(DATASET)

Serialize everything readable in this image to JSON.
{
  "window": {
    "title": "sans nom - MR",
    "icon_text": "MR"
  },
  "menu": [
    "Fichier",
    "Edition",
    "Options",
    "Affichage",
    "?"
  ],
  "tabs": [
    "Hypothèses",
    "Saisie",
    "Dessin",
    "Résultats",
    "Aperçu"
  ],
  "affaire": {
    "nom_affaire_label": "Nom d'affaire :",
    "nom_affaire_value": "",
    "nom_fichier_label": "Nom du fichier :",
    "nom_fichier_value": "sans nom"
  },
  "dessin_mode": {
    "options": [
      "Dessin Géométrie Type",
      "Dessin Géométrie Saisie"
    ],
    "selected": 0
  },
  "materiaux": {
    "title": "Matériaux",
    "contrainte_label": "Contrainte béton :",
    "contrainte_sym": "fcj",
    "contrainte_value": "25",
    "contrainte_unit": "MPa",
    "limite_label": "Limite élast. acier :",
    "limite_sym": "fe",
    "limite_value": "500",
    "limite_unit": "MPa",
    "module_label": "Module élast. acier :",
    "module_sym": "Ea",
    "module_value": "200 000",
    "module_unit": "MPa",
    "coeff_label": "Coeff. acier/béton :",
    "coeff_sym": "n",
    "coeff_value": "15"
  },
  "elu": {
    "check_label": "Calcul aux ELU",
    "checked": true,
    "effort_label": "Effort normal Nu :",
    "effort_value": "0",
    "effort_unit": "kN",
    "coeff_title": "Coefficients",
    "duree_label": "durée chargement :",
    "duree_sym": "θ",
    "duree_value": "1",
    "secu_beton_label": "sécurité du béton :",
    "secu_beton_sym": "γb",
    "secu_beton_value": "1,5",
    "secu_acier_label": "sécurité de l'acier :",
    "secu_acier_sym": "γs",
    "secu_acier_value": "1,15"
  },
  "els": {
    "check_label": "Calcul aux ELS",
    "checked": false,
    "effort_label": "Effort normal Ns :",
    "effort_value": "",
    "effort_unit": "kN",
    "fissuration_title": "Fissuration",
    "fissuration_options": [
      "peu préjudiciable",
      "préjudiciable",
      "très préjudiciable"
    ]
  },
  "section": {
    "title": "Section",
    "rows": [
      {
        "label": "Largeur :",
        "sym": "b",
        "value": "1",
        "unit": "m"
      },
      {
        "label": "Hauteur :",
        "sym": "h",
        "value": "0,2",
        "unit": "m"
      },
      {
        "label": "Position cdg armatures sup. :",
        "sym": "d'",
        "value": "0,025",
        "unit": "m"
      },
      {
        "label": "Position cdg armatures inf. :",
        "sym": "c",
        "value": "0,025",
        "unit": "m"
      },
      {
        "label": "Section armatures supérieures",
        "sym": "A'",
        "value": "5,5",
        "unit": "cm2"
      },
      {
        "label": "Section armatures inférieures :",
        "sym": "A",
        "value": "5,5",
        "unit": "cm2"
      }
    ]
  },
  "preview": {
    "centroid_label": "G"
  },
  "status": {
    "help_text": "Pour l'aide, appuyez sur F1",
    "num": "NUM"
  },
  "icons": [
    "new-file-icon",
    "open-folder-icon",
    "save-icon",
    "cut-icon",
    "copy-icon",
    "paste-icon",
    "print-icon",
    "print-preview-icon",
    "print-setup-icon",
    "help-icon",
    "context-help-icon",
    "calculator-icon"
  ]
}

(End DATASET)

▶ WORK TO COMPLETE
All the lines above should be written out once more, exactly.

▶ RESPONSE TO THE EXERCISE
Serialize everything readable in this image to JSON.
{
  "window": {
    "title": "sans nom - MR",
    "icon_text": "MR"
  },
  "menu": [
    "Fichier",
    "Edition",
    "Options",
    "Affichage",
    "?"
  ],
  "tabs": [
    "Hypothèses",
    "Saisie",
    "Dessin",
    "Résultats",
    "Aperçu"
  ],
  "affaire": {
    "nom_affaire_label": "Nom d'affaire :",
    "nom_affaire_value": "",
    "nom_fichier_label": "Nom du fichier :",
    "nom_fichier_value": "sans nom"
  },
  "dessin_mode": {
    "options": [
      "Dessin Géométrie Type",
      "Dessin Géométrie Saisie"
    ],
    "selected": 0
  },
  "materiaux": {
    "title": "Matériaux",
    "contrainte_label": "Contrainte béton :",
    "contrainte_sym": "fcj",
    "contrainte_value": "25",
    "contrainte_unit": "MPa",
    "limite_label": "Limite élast. acier :",
    "limite_sym": "fe",
    "limite_value": "500",
    "limite_unit": "MPa",
    "module_label": "Module élast. acier :",
    "module_sym": "Ea",
    "module_value": "200 000",
    "module_unit": "MPa",
    "coeff_label": "Coeff. acier/béton :",
    "coeff_sym": "n",
    "coeff_value": "15"
  },
  "elu": {
    "check_label": "Calcul aux ELU",
    "checked": true,
    "effort_label": "Effort normal Nu :",
    "effort_value": "0",
    "effort_unit": "kN",
    "coeff_title": "Coefficients",
    "duree_label": "durée chargement :",
    "duree_sym": "θ",
    "duree_value": "1",
    "secu_beton_label": "sécurité du béton :",
    "secu_beton_sym": "γb",
    "secu_beton_value": "1,5",
    "secu_acier_label": "sécurité de l'acier :",
    "secu_acier_sym": "γs",
    "secu_acier_value": "1,15"
  },
  "els": {
    "check_label": "Calcul aux ELS",
    "checked": false,
    "effort_label": "Effort normal Ns :",
    "effort_value": "",
    "effort_unit": "kN",
    "fissuration_title": "Fissuration",
    "fissuration_options": [
      "peu préjudiciable",
      "préjudiciable",
      "très préjudiciable"
    ]
  },
  "section": {
    "title": "Section",
    "rows": [
      {
        "label": "Largeur :",
        "sym": "b",
        "value": "1",
        "unit": "m"
      },
      {
        "label": "Hauteur :",
        "sym": "h",
        "value": "0,2",
        "unit": "m"
      },
      {
        "label": "Position cdg armatures sup. :",
        "sym": "d'",
        "value": "0,025",
        "unit": "m"
      },
      {
        "label": "Position cdg armatures inf. :",
        "sym": "c",
        "value": "0,025",
        "unit": "m"
      },
      {
        "label": "Section armatures supérieures",
        "sym": "A'",
        "value": "5,5",
        "unit": "cm2"
      },
      {
        "label": "Section armatures inférieures :",
        "sym": "A",
        "value": "5,5",
        "unit": "cm2"
      }
    ]
  },
  "preview": {
    "centroid_label": "G"
  },
  "status": {
    "help_text": "Pour l'aide, appuyez sur F1",
    "num": "NUM"
  },
  "icons": [
    "new-file-icon",
    "open-folder-icon",
    "save-icon",
    "cut-icon",
    "copy-icon",
    "paste-icon",
    "print-icon",
    "print-preview-icon",
    "print-setup-icon",
    "help-icon",
    "context-help-icon",
    "calculator-icon"
  ]
}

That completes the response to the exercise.